Data records for software interfaces:
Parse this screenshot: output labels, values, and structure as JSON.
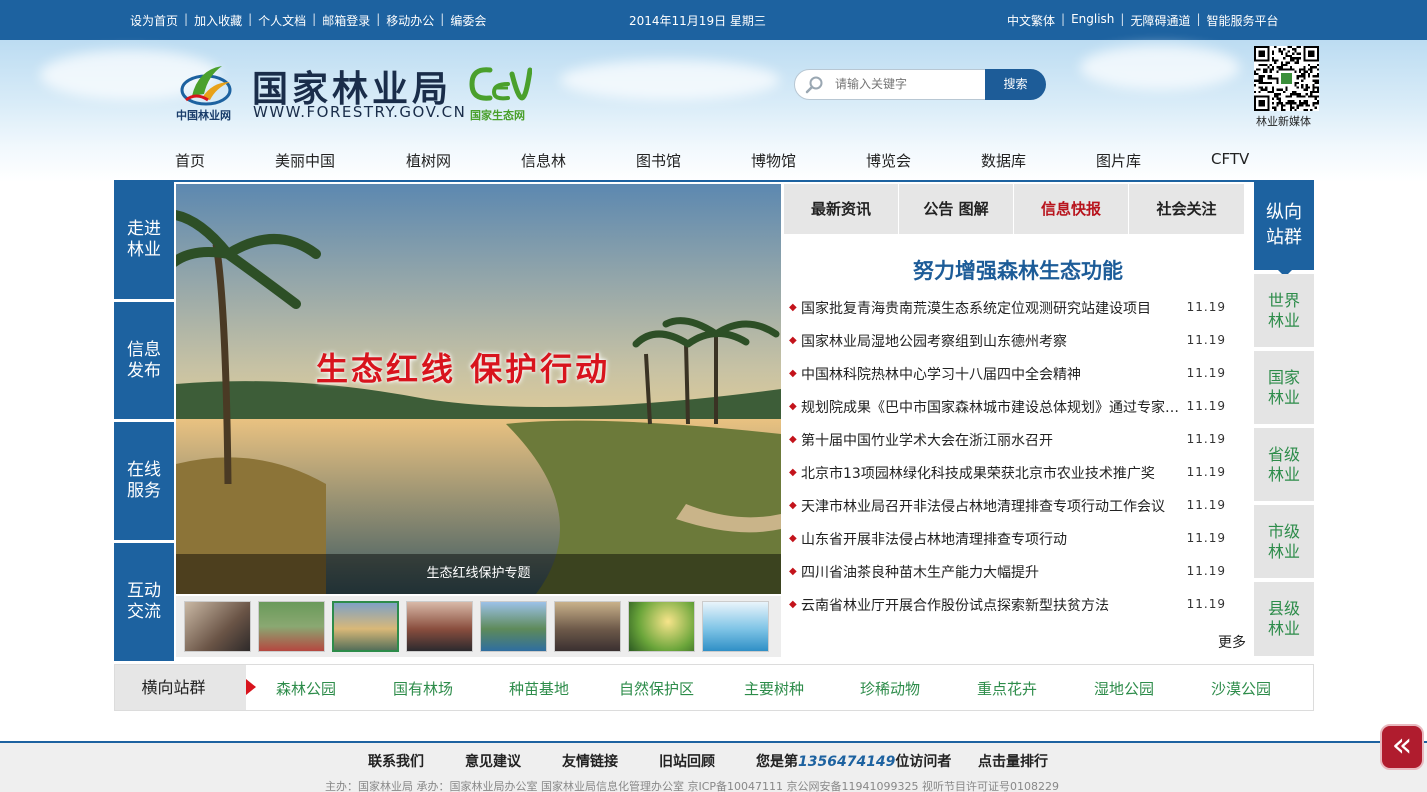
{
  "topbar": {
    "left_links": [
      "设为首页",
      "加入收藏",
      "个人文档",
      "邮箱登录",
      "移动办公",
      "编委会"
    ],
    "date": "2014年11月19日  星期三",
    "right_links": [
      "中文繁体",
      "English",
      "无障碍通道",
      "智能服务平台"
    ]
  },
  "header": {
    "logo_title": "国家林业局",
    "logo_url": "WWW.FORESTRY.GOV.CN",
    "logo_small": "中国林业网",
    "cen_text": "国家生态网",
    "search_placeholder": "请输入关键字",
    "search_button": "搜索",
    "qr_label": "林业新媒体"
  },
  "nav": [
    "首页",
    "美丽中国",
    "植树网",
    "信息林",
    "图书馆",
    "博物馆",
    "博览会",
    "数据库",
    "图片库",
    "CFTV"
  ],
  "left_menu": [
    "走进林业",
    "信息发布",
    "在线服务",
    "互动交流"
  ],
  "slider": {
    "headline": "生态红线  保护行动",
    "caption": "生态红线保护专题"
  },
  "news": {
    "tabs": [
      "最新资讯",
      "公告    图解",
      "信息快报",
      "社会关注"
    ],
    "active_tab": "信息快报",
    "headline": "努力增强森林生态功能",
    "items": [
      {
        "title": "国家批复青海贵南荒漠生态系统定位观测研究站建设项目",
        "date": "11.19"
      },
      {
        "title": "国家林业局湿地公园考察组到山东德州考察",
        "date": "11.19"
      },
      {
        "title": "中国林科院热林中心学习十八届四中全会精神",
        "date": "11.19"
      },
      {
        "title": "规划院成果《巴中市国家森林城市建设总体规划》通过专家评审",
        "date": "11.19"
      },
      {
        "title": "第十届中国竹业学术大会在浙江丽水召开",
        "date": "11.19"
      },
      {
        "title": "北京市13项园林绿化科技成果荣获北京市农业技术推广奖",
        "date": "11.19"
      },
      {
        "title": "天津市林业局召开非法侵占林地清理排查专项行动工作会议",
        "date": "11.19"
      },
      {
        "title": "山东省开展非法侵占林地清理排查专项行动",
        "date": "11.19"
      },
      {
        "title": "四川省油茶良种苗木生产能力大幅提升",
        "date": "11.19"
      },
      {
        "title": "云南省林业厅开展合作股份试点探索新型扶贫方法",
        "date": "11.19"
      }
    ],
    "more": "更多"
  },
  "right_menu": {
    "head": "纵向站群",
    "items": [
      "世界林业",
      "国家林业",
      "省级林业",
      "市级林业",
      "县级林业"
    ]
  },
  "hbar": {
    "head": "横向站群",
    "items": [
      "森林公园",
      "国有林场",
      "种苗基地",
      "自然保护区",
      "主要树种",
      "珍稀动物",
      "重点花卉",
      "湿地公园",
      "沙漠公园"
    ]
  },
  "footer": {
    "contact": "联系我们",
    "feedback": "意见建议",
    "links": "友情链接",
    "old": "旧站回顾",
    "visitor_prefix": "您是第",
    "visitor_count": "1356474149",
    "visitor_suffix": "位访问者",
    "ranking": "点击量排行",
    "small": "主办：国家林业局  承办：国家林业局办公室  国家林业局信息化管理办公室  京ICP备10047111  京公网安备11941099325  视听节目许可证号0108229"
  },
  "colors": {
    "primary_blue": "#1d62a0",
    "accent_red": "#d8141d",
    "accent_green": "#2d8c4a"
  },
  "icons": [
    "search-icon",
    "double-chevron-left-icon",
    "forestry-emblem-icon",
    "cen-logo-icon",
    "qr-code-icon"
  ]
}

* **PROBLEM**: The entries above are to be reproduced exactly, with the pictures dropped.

* **RESULT OF THIS TASK**:
Parse this screenshot: output labels, values, and structure as JSON.
{
  "topbar": {
    "left_links": [
      "设为首页",
      "加入收藏",
      "个人文档",
      "邮箱登录",
      "移动办公",
      "编委会"
    ],
    "date": "2014年11月19日  星期三",
    "right_links": [
      "中文繁体",
      "English",
      "无障碍通道",
      "智能服务平台"
    ]
  },
  "header": {
    "logo_title": "国家林业局",
    "logo_url": "WWW.FORESTRY.GOV.CN",
    "logo_small": "中国林业网",
    "cen_text": "国家生态网",
    "search_placeholder": "请输入关键字",
    "search_button": "搜索",
    "qr_label": "林业新媒体"
  },
  "nav": [
    "首页",
    "美丽中国",
    "植树网",
    "信息林",
    "图书馆",
    "博物馆",
    "博览会",
    "数据库",
    "图片库",
    "CFTV"
  ],
  "left_menu": [
    "走进林业",
    "信息发布",
    "在线服务",
    "互动交流"
  ],
  "slider": {
    "headline": "生态红线  保护行动",
    "caption": "生态红线保护专题"
  },
  "news": {
    "tabs": [
      "最新资讯",
      "公告    图解",
      "信息快报",
      "社会关注"
    ],
    "active_tab": "信息快报",
    "headline": "努力增强森林生态功能",
    "items": [
      {
        "title": "国家批复青海贵南荒漠生态系统定位观测研究站建设项目",
        "date": "11.19"
      },
      {
        "title": "国家林业局湿地公园考察组到山东德州考察",
        "date": "11.19"
      },
      {
        "title": "中国林科院热林中心学习十八届四中全会精神",
        "date": "11.19"
      },
      {
        "title": "规划院成果《巴中市国家森林城市建设总体规划》通过专家评审",
        "date": "11.19"
      },
      {
        "title": "第十届中国竹业学术大会在浙江丽水召开",
        "date": "11.19"
      },
      {
        "title": "北京市13项园林绿化科技成果荣获北京市农业技术推广奖",
        "date": "11.19"
      },
      {
        "title": "天津市林业局召开非法侵占林地清理排查专项行动工作会议",
        "date": "11.19"
      },
      {
        "title": "山东省开展非法侵占林地清理排查专项行动",
        "date": "11.19"
      },
      {
        "title": "四川省油茶良种苗木生产能力大幅提升",
        "date": "11.19"
      },
      {
        "title": "云南省林业厅开展合作股份试点探索新型扶贫方法",
        "date": "11.19"
      }
    ],
    "more": "更多"
  },
  "right_menu": {
    "head": "纵向站群",
    "items": [
      "世界林业",
      "国家林业",
      "省级林业",
      "市级林业",
      "县级林业"
    ]
  },
  "hbar": {
    "head": "横向站群",
    "items": [
      "森林公园",
      "国有林场",
      "种苗基地",
      "自然保护区",
      "主要树种",
      "珍稀动物",
      "重点花卉",
      "湿地公园",
      "沙漠公园"
    ]
  },
  "footer": {
    "contact": "联系我们",
    "feedback": "意见建议",
    "links": "友情链接",
    "old": "旧站回顾",
    "visitor_prefix": "您是第",
    "visitor_count": "1356474149",
    "visitor_suffix": "位访问者",
    "ranking": "点击量排行",
    "small": "主办：国家林业局  承办：国家林业局办公室  国家林业局信息化管理办公室  京ICP备10047111  京公网安备11941099325  视听节目许可证号0108229"
  },
  "colors": {
    "primary_blue": "#1d62a0",
    "accent_red": "#d8141d",
    "accent_green": "#2d8c4a"
  },
  "icons": [
    "search-icon",
    "double-chevron-left-icon",
    "forestry-emblem-icon",
    "cen-logo-icon",
    "qr-code-icon"
  ]
}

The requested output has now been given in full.